Periodically looking out the windows, casting wary glances at the camp, and the woods beyond.

She stood in the cargo door for a long moment, could see the late afternoon sun angling toward evening, daylight wasting. Certain that even she would lose her nerve if she had to enter that forest after sundown. For a long moment, she contemplated staying the night aboard the Albatross, getting a fresh start in the morning, but didn’t care to share the cabin with a corpse, and didn’t have the heart to dump him overboard, either.

Also wasn’t sure how much defense the downed plane would actually offer, if those things came back in greater numbers. She glanced over, near the rocks, to see Erix’s corpse was already gone, those things having dragged his remains out into the sea while she was working. Short on pity, but still shuddered in spite of herself, wondering if someday a seaweed-thing that looked just like him might menace other unfortunate travelers…

Regaining her resolve, she set out to enter the Woods in earnest, as armed and prepared as one could be for the Unknown.

As she passed the lodge, she made a point of stopping by the nearest cabin to offer one final moment of silence for three adventurers of such recent, yet very eventful, acquaintance.

Near the edge of the Camp Stilton grounds, the dirt road that wound through the camp led into the forest proper. Though the trees were already a strong presence in and around the camp, they practically formed a solid wall along the shallow stream at the edge of the grounds, that, according to the map, would bend a little ways downshore of Stilton to empty into the sea near the last big bend before the curve of the peninsula. The covered wooden bridge crossing it striking her as looking more like a tunnel into the woods.

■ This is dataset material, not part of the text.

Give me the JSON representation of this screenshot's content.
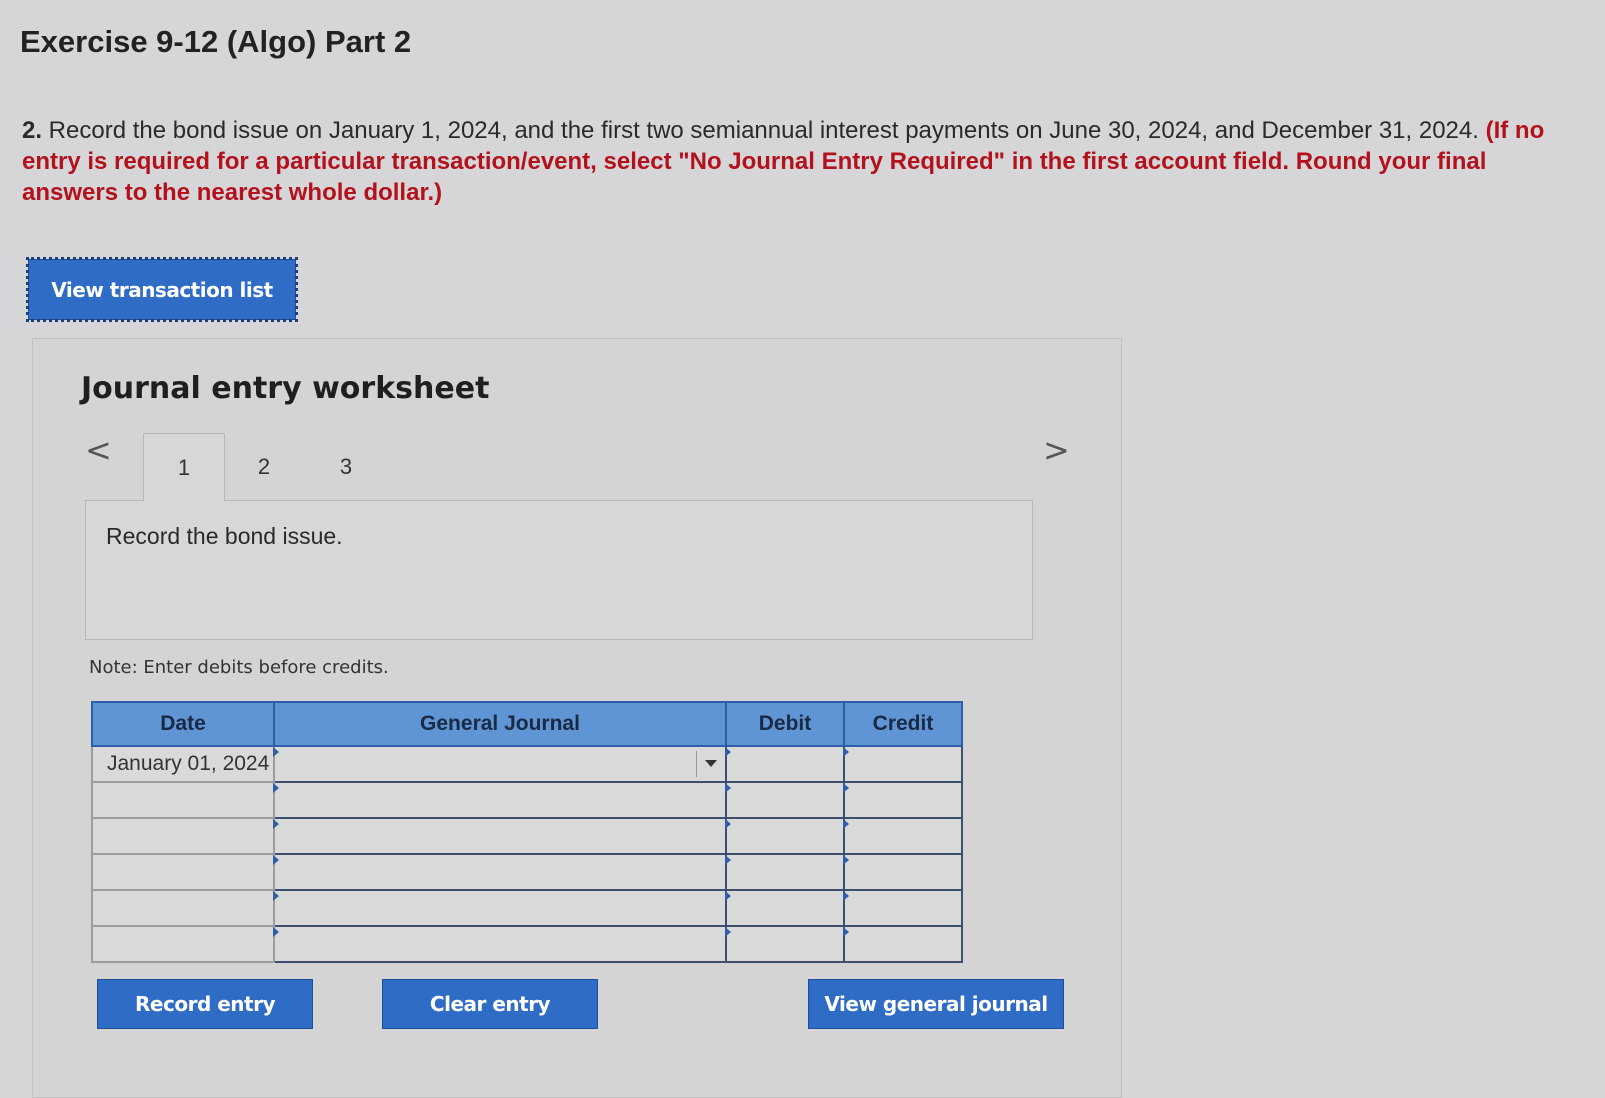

Though the bridge was old and creaky, and slightly warped, it still held, a testament to the craftsmanship of its builders. Little more than a trickle ran beneath it compared to the size of the riverbed, the Amarrack clearly at low ebb, which she could easily cross on foot if the bridge was too frail, she didn’t care to leave any wet footprints so close to her starting point.

On the other side, the tree canopy fairly seemed to lean over the old dirt road on both sides, allowing only a scant, golden-green light to filter down to them through layers of leaves. Scenery she might have found rustic and scenic, if it didn’t feel so ominous. Even here, so close to the shore, the salty, briny smell of the sea became ever more muted, and the pungent, primal scents of the Woods began to take over, the sound of the tide completely lost.

Resisting the temptation to look back, she put one foot forward, then the other.
Chapter End Notes:
Sorry I took so long posting this; it turned out to require a lot more revision than I originally thought, in order to make it a functional stand-alone story for anyone not acquainted with the Tradewinds series. This little wayside story started out as a horrifying thought I had while writing the early chapters of Tradewinds 20, what might have been had things gone a little differently. Chapter four was probably the trickiest single chapter to write in the rough draft, finding myself as white-knuckled with the pen as any of them with their weapons, repeatedly painting myself into a corner, desperate to avoid a [I]deus ex[/I]. But damn, that Erix is a real piece of work, and even I underestimated him, as he just kept turning the ta-bles. Though I’m glad his previous defeat back in Anchor Point didn’t cause any Villain Decay, it also served as a measure of how much the main characters had leveled up since their first battle with him, that they could also keep holding him off until Roxy’s surprise attack broke the stalemate. The rest was a natural extension of following how Roxy handled the remainder of the Camp Stilton scenario on her own, a grim character study of a survivor type.


This story archived at http://absolutechaos.net/viewstory.php?sid=11466